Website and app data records

★ ★ ★ ★

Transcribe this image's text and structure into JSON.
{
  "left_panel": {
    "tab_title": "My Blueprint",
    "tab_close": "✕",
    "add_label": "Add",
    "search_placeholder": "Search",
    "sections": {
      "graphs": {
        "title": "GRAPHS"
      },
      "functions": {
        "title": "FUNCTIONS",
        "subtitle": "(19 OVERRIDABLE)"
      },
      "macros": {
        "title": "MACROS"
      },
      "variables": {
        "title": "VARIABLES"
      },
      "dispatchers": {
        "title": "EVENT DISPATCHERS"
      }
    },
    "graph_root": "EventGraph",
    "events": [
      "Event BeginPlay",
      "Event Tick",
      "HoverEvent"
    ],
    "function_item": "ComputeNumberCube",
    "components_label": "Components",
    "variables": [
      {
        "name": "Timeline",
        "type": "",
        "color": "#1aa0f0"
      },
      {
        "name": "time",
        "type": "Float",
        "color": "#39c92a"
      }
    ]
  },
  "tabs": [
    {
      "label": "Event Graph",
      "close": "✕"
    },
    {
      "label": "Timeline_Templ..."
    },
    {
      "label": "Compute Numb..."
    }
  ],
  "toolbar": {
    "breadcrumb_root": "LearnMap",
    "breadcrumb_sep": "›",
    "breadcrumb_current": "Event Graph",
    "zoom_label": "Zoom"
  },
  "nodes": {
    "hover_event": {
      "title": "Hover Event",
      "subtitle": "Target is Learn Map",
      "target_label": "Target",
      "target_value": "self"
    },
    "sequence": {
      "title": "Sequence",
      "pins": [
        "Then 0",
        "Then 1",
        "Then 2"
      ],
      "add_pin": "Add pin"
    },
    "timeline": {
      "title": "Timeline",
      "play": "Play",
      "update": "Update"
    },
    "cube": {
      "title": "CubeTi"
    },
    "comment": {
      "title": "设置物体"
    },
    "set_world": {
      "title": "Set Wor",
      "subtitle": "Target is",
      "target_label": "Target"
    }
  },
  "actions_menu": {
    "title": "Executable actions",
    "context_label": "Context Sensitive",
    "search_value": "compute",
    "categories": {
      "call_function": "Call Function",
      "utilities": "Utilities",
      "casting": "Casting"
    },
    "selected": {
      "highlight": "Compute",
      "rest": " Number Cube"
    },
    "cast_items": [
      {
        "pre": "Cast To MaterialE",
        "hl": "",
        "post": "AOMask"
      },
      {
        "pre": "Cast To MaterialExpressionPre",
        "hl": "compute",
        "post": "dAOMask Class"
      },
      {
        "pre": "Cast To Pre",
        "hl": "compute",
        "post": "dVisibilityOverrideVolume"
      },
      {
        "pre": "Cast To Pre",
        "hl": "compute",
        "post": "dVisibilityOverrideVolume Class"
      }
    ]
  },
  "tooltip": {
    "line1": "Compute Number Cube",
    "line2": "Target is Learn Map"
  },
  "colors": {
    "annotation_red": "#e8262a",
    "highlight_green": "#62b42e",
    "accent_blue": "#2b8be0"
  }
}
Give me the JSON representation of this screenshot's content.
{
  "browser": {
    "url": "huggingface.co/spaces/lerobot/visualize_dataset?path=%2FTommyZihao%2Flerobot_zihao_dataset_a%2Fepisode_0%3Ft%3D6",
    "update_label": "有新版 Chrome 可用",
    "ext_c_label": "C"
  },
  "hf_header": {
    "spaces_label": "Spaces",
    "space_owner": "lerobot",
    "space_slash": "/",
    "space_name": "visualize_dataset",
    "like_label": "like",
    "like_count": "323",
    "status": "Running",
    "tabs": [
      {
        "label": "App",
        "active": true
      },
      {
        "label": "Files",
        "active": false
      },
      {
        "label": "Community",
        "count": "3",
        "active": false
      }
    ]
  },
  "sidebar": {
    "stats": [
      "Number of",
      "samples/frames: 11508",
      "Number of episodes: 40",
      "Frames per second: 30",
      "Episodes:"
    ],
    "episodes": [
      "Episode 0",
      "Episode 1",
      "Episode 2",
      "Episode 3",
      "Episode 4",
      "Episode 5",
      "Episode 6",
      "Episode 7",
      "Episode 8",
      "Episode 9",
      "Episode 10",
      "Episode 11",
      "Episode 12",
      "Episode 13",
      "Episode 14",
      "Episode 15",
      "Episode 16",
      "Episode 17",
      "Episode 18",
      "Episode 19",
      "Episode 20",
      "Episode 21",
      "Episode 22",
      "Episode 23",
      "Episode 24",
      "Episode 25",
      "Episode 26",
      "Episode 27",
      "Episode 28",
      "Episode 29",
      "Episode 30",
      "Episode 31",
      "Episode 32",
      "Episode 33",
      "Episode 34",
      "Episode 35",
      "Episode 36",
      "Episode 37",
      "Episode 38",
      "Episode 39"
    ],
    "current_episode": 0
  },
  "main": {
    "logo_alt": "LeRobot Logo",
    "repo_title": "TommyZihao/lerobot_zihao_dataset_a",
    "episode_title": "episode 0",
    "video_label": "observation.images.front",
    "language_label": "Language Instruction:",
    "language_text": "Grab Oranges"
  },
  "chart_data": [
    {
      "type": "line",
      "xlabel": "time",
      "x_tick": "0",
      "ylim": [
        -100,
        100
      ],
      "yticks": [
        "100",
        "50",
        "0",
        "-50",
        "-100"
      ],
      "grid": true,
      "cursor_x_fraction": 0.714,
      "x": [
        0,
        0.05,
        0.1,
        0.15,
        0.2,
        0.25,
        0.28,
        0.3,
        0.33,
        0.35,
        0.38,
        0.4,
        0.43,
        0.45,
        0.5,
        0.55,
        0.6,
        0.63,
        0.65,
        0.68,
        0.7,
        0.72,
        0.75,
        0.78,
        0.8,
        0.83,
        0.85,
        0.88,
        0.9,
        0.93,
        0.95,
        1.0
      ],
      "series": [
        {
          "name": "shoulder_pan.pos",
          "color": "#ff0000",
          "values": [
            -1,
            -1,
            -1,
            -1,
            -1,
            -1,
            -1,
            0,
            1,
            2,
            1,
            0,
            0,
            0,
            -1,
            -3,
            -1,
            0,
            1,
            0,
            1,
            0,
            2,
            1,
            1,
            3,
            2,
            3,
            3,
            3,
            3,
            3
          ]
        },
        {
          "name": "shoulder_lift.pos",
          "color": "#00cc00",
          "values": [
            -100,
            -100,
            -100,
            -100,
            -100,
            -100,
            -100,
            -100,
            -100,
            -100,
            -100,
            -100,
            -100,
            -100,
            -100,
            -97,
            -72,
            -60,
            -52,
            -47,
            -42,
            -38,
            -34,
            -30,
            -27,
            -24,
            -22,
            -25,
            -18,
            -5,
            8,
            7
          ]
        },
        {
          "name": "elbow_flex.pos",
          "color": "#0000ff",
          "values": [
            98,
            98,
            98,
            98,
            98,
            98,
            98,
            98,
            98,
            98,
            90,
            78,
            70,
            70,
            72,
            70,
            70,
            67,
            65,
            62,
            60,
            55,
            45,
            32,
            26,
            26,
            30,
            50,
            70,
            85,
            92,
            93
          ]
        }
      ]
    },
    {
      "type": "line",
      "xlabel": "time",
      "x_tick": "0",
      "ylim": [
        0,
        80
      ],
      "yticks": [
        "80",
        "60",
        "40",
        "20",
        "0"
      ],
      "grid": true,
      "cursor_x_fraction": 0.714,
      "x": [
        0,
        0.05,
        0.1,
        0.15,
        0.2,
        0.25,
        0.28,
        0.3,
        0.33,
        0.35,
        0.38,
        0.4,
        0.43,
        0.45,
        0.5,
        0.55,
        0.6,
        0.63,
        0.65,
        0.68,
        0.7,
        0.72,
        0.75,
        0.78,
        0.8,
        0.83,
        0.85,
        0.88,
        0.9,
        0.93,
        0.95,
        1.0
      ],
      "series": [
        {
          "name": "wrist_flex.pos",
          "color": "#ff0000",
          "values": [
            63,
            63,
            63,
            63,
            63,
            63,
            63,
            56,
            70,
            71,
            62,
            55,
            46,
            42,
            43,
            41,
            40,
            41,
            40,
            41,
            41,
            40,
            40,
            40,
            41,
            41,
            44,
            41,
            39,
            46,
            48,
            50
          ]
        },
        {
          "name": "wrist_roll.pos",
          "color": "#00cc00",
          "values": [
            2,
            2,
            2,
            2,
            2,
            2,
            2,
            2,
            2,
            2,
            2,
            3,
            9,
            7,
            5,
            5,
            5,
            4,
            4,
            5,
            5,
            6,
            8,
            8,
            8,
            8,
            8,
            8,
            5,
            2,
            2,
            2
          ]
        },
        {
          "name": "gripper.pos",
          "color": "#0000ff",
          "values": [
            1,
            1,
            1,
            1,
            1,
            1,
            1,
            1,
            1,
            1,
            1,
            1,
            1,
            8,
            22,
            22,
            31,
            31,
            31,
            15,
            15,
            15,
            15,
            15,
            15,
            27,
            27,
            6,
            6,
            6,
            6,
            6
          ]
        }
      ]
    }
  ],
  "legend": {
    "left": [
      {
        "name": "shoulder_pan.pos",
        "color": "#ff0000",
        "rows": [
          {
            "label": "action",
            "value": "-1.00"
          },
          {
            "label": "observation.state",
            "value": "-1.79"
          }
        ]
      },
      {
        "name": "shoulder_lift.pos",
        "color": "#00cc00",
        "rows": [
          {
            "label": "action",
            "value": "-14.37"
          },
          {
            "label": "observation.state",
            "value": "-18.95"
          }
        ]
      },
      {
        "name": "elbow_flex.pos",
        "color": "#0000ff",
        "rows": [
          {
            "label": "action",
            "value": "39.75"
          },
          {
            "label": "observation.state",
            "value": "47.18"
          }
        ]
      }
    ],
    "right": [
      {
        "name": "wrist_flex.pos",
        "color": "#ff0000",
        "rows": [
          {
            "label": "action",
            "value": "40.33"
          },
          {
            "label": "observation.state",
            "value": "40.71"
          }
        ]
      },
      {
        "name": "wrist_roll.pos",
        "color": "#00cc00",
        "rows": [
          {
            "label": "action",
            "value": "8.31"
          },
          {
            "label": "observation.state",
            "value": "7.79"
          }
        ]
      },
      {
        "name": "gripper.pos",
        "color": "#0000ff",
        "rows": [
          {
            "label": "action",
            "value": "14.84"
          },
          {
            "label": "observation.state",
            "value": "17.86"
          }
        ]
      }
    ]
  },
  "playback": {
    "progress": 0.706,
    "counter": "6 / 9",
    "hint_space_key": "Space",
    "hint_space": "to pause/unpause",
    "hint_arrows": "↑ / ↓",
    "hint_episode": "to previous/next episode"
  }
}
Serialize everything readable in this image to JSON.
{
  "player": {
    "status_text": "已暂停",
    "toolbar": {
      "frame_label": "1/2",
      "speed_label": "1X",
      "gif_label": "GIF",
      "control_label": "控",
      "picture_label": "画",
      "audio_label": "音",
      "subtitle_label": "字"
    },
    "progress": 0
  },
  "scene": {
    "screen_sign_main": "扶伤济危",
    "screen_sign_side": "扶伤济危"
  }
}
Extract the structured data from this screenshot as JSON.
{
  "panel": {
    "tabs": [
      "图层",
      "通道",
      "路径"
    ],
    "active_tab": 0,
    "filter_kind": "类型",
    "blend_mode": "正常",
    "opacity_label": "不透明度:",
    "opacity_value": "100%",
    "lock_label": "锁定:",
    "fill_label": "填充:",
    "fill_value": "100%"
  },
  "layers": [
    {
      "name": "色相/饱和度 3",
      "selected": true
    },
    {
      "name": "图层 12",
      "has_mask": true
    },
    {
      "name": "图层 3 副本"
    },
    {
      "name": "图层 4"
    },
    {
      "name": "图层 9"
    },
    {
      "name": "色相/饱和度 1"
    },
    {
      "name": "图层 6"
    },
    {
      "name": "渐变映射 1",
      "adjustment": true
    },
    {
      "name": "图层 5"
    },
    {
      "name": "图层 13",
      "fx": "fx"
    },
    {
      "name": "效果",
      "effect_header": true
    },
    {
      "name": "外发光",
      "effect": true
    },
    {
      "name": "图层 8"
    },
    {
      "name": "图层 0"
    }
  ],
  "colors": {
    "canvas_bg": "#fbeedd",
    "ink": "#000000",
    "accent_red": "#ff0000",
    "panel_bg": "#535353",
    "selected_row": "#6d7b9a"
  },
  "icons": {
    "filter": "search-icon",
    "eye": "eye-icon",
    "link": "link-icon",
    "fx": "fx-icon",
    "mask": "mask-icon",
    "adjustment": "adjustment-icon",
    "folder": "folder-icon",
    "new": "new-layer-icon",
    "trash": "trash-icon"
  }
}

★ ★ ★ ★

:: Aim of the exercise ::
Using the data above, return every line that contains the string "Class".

:: Solution below ::
        "post": "dAOMask Class"
        "post": "dVisibilityOverrideVolume Class"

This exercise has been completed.